When his team recovered the remains, a somber tone spread through the community.
“A lot of them actually shed tears when we found the remains,” Lucas said. “It was special to them and it was special to me.”
The poignant moment, along with others he has experienced during missions, galvanized the meaning of the mission for him.
“I’m potentially bringing back a fallen comrade,” Lucas said. “I would want to know that if it was me lost out there somebody is trying to recover me and give my family closure.”
Recovery missions also extend out into the sea, where many service members have disappeared as a result of aircraft crashes or ships sunk.
While she served as commander of the 8th Theater Sustainment Command, Army Maj. Gen. Susan A. Davidson was an advocate for her unit to support the solemn mission.
The unit regularly supplies DPAA with highly-trained Army divers from the 7th Engineer Dive Detachment, who often work on the sea floor with no visibility and use a suction hose to remove loose sediment from recovery sites.
On a barge, team members then sift through the sediment for the remains or personal effects of those missing.
When divers returned to Hawaii, she encouraged them to share their experiences and what they got out of the mission with others in the unit.
“They come back a different person and they have a different respect for our Army and for what we do,” Davidson said.
Back at the lab, Owen and others strive to identity those heroes who have been found.
“I feel that I am part of something so much bigger that I can contribute to,” she said.
Nazi subs prowled the Gulf of Mexico during World War II.
Herbert G. Claudius was in command of the patrol ship USS PC-566 in 1942. His mission and that of his crew was to monitor the Louisiana coast and its territorial waters for signs of any Nazi u-boat activity. On July 30, 1942, they got their chance, sinking a submarine that was preying on American shipping. For this, he was awarded the Legion of Merit with a Combat V device. The medal was issued in 2014, 72 years after the action.
At the time, Claudius was relieved of command for the same action.
USS PC-566 was a submarine chaser patrol boat, much like the one seen here.
In all, Hitler sent around 22 or more u-boats into the Gulf of Mexico at the outset of World War II, and they were successful. The submarines prowling the coasts of Texas and Florida picked off an estimated 50 ships during the war. They were wreaking absolute havoc on American shipping, and the United States Navy was only able to sink one of them. That’s the u-boat taken down by Claudius’ USS PC-566 and her crew.
On July 30, 1942, the passenger liner SS Robert E. Lee was torpedoed and sank by U-166 45 miles south of the Mississippi River Delta. Upon entering the area, Claudius and his crew spotted U-166’s periscope and dropped depth charges into the water until an oil slick bubbled up to the surface – proof positive they hit their target, possibly destroying the boat.
When Claudius reported the action to the Navy, the Navy was skeptical because the crew of PC-566 had not yet received anti-submarine training and admonished the crew of the patrol boat for poorly executing the attack.

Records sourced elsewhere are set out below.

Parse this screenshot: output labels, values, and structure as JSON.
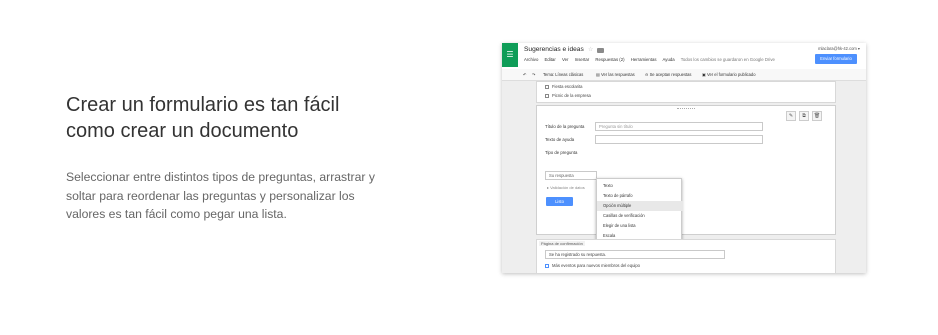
{
  "marketing": {
    "headline_line1": "Crear un formulario es tan fácil",
    "headline_line2": "como crear un documento",
    "description": "Seleccionar entre distintos tipos de preguntas, arrastrar y soltar para reordenar las preguntas y personalizar los valores es tan fácil como pegar una lista."
  },
  "app": {
    "title": "Sugerencias e ideas",
    "account": "mlaclara@hk-42.com ▾",
    "send_label": "Enviar formulario",
    "menu": [
      "Archivo",
      "Editar",
      "Ver",
      "Insertar",
      "Respuestas (2)",
      "Herramientas",
      "Ayuda"
    ],
    "save_note": "Todos los cambios se guardaron en Google Drive",
    "toolbar": {
      "theme": "Tema: Líneas clásicas",
      "view_responses": "Ver las respuestas",
      "accepting": "Se aceptan respuestas",
      "view_published": "Ver el formulario publicado"
    }
  },
  "form": {
    "options_above": [
      "Fiesta escolarita",
      "Picnic de la empresa"
    ],
    "question_title_label": "Título de la pregunta",
    "question_title_placeholder": "Pregunta sin título",
    "help_text_label": "Texto de ayuda",
    "question_type_label": "Tipo de pregunta",
    "answer_preview": "Su respuesta",
    "advanced_label": "▸ Validación de datos",
    "done_label": "Listo",
    "question_types": [
      "Texto",
      "Texto de párrafo",
      "Opción múltiple",
      "Casillas de verificación",
      "Elegir de una lista",
      "Escala",
      "Cuadrícula",
      "Fecha",
      "Hora"
    ],
    "selected_type_index": 2,
    "add_item_label": "Agregar elemento",
    "confirmation_header": "Página de confirmación",
    "confirmation_text": "Se ha registrado su respuesta.",
    "confirmation_option": "Más eventos para nuevos miembros del equipo"
  }
}
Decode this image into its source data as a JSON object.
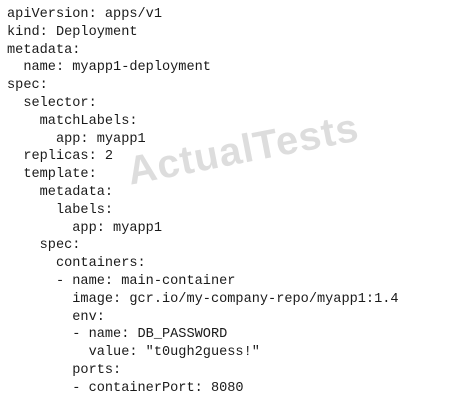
{
  "code_lines": [
    "apiVersion: apps/v1",
    "kind: Deployment",
    "metadata:",
    "  name: myapp1-deployment",
    "spec:",
    "  selector:",
    "    matchLabels:",
    "      app: myapp1",
    "  replicas: 2",
    "  template:",
    "    metadata:",
    "      labels:",
    "        app: myapp1",
    "    spec:",
    "      containers:",
    "      - name: main-container",
    "        image: gcr.io/my-company-repo/myapp1:1.4",
    "        env:",
    "        - name: DB_PASSWORD",
    "          value: \"t0ugh2guess!\"",
    "        ports:",
    "        - containerPort: 8080"
  ],
  "watermark": "ActualTests"
}
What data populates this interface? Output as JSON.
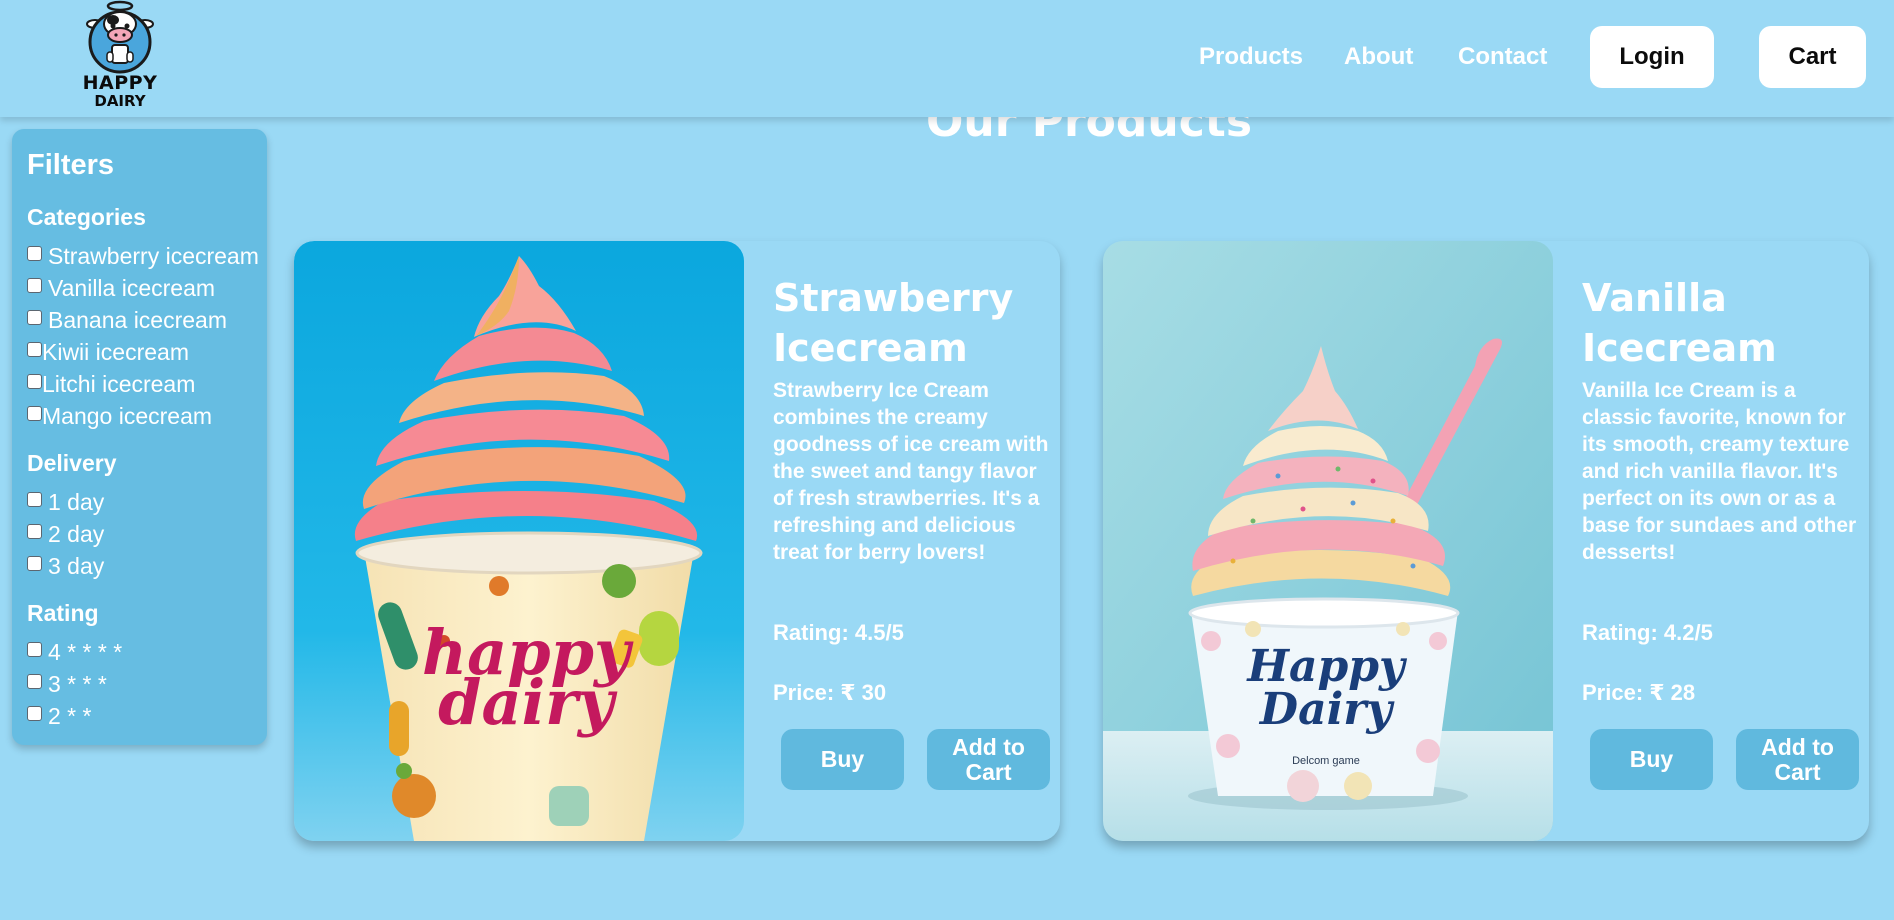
{
  "brand": {
    "logo_line1": "HAPPY",
    "logo_line2": "DAIRY"
  },
  "nav": {
    "links": [
      "Products",
      "About",
      "Contact"
    ],
    "login": "Login",
    "cart": "Cart"
  },
  "page": {
    "title": "Our Products"
  },
  "filters": {
    "title": "Filters",
    "categories": {
      "heading": "Categories",
      "items": [
        "Strawberry icecream",
        "Vanilla icecream",
        "Banana icecream",
        "Kiwii icecream",
        "Litchi icecream",
        "Mango icecream"
      ]
    },
    "delivery": {
      "heading": "Delivery",
      "items": [
        "1 day",
        "2 day",
        "3 day"
      ]
    },
    "rating": {
      "heading": "Rating",
      "items": [
        "4 * * * *",
        "3 * * *",
        "2 * *"
      ]
    }
  },
  "products": [
    {
      "name": "Strawberry Icecream",
      "description": "Strawberry Ice Cream combines the creamy goodness of ice cream with the sweet and tangy flavor of fresh strawberries. It's a refreshing and delicious treat for berry lovers!",
      "rating": "Rating: 4.5/5",
      "price": "Price: ₹ 30",
      "buy_label": "Buy",
      "cart_label": "Add to Cart",
      "cup_text_line1": "happy",
      "cup_text_line2": "dairy"
    },
    {
      "name": "Vanilla Icecream",
      "description": "Vanilla Ice Cream is a classic favorite, known for its smooth, creamy texture and rich vanilla flavor. It's perfect on its own or as a base for sundaes and other desserts!",
      "rating": "Rating: 4.2/5",
      "price": "Price: ₹ 28",
      "buy_label": "Buy",
      "cart_label": "Add to Cart",
      "cup_text_line1": "Happy",
      "cup_text_line2": "Dairy",
      "cup_text_small": "Delcom game"
    }
  ],
  "colors": {
    "page_bg": "#9ad9f5",
    "sidebar_bg": "#66bde2",
    "button_bg": "#60b9de",
    "header_button_bg": "#ffffff"
  }
}
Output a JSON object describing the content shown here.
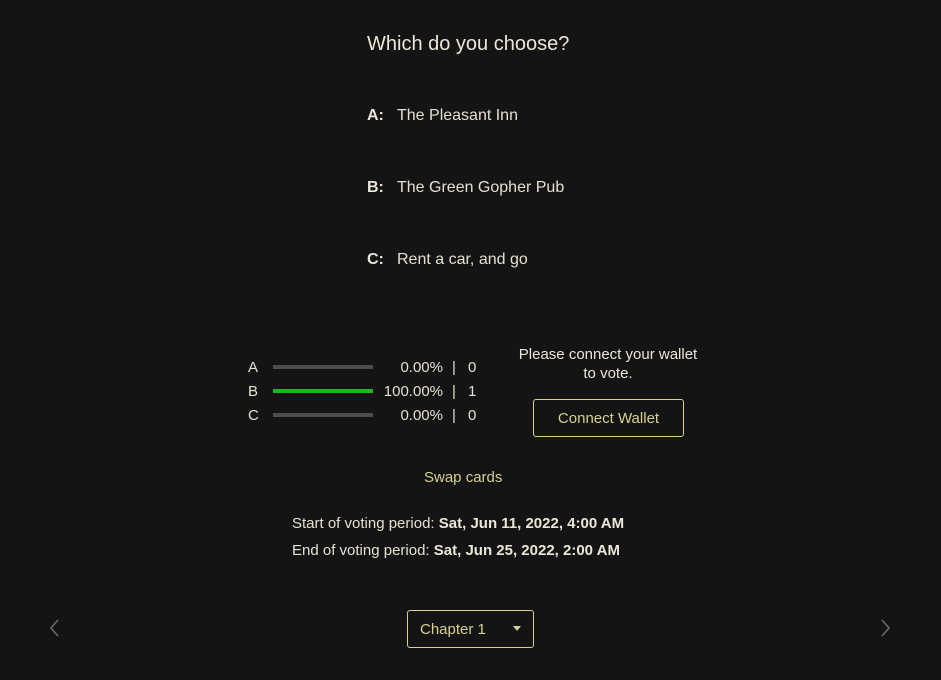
{
  "question": "Which do you choose?",
  "options": [
    {
      "key": "A:",
      "text": "The Pleasant Inn"
    },
    {
      "key": "B:",
      "text": "The Green Gopher Pub"
    },
    {
      "key": "C:",
      "text": "Rent a car, and go"
    }
  ],
  "results": [
    {
      "letter": "A",
      "fraction": 0.0,
      "percent": "0.00%",
      "sep": "|",
      "count": "0",
      "color": "#4d4d4d"
    },
    {
      "letter": "B",
      "fraction": 1.0,
      "percent": "100.00%",
      "sep": "|",
      "count": "1",
      "color": "#22b41f"
    },
    {
      "letter": "C",
      "fraction": 0.0,
      "percent": "0.00%",
      "sep": "|",
      "count": "0",
      "color": "#4d4d4d"
    }
  ],
  "connect": {
    "message": "Please connect your wallet to vote.",
    "button_label": "Connect Wallet"
  },
  "swap_label": "Swap cards",
  "voting": {
    "start_label": "Start of voting period:",
    "start_value": "Sat, Jun 11, 2022, 4:00 AM",
    "end_label": "End of voting period:",
    "end_value": "Sat, Jun 25, 2022, 2:00 AM"
  },
  "chapter_select": {
    "selected": "Chapter 1"
  },
  "nav": {
    "prev_icon": "chevron-left-icon",
    "next_icon": "chevron-right-icon"
  },
  "colors": {
    "accent": "#d8d08e",
    "background": "#141414",
    "win_bar": "#22b41f",
    "track": "#4d4d4d"
  }
}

Their skipper was relieved of his command and sent to anti-submarine school instead of receiving the Legion of Merit he so richly deserved. After reviewing the evidence presented to the Navy by Ballard and by oil companies who also found the wreck, the Navy reversed course, just 72 years too late.
In a 2014 ceremony, Claudius’ son, also named Herbert G. Claudius, received his father’s Legion of Merit from then-Secretary of the Navy Ray Mabus and Chief of Naval Operations Adm. Jonathan Greenert at the Pentagon. The elder Claudius, who died in 1981 after 33 years of Naval service, “would have felt vindicated.”